As the newest cohort of trained SKILLZ Plus Coaches, these 30 young adult community leaders will work with 10-17-year-old youth living with HIV in their communities to empower and support them to live happy and healthier lives. SKILLZ Plus uses the power of sport and fun to create a safe space where youth living with HIV can grow critical knowledge and skills necessary to navigate different aspects of living with the virus, including prevention and transmission, adherence to ART, disclosure, healthy relationships, and mental health.
At the end of the training, GRS captured reflections from several of these newly minted Coaches about what they learned from the training and what working with youth living with HIV in their communities through SKILLZ Plus means to them.
Zinzile Moyo, 21
“The SKILLZ program taught me fun ways of interacting with young people. This is a positive approach towards making young people comfortable to open up and share their stories!”
Mbalenhle Ngwenya, 24
“I have realized that accepting myself will help me overcome so many challenges in life. Because of the SKILLZ program, I feel I am now the hope of the hopeless in my community.”
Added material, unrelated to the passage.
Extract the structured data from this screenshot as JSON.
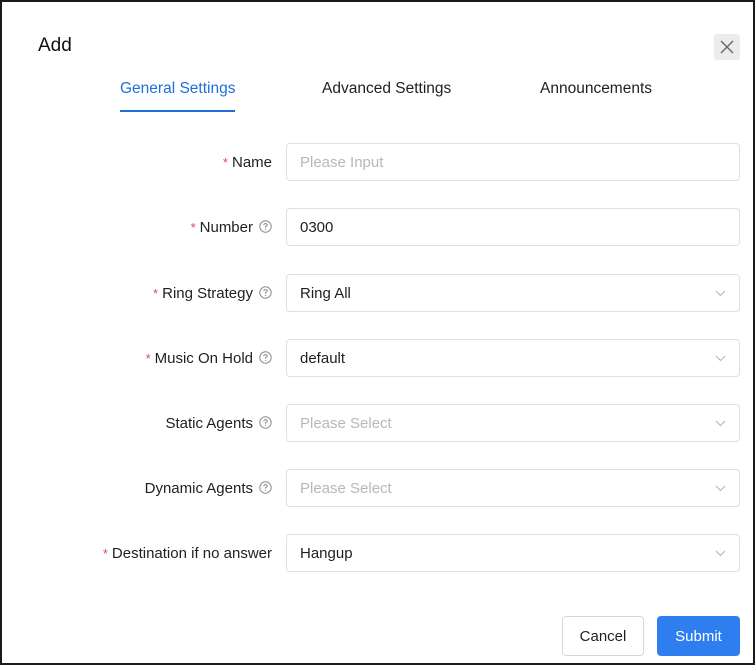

Thandolwenkosi Mpofu, 20
“The SKILLZ program has been an eye opener to me about what HIV is all about. I have learned that HIV is not a death sentence. A person living with HIV can live a normal life if they adhere to treatment.”
Johnson Ncube, 23
“As a Coach, I have to be a champion in advocating for healthy behaviors amongst the young people…Giving powerful praise to young people who do well in adhering to their HIV treatment, or quitting drug and substance abuse, is also very important. When you give powerful praise, you tell it, you label it, and you celebrate it.”
Natacia Mhandu, 23
“Support systems are very important for young people. We all need support, in good and bad times…The SKILLZ program has empowered me to become a star supporter to other young people and, at the same time, identify my own supporters.”
Dumisile Maphosa, 26
“Creating a safe space and sparking vital conversations with my participants makes me understand them better, and at the same time learn from them as much as they will learn from me.”
Nomathamsanqa Tshawe, 25
“I like the creativity of the SKILLZ program and how the fun culture creates that safe space whereby we are able to talk freely about HIV, mental health, ART, and other topical subjects. The energisers and kilos got us engaged, and we became a team at the end of the day.”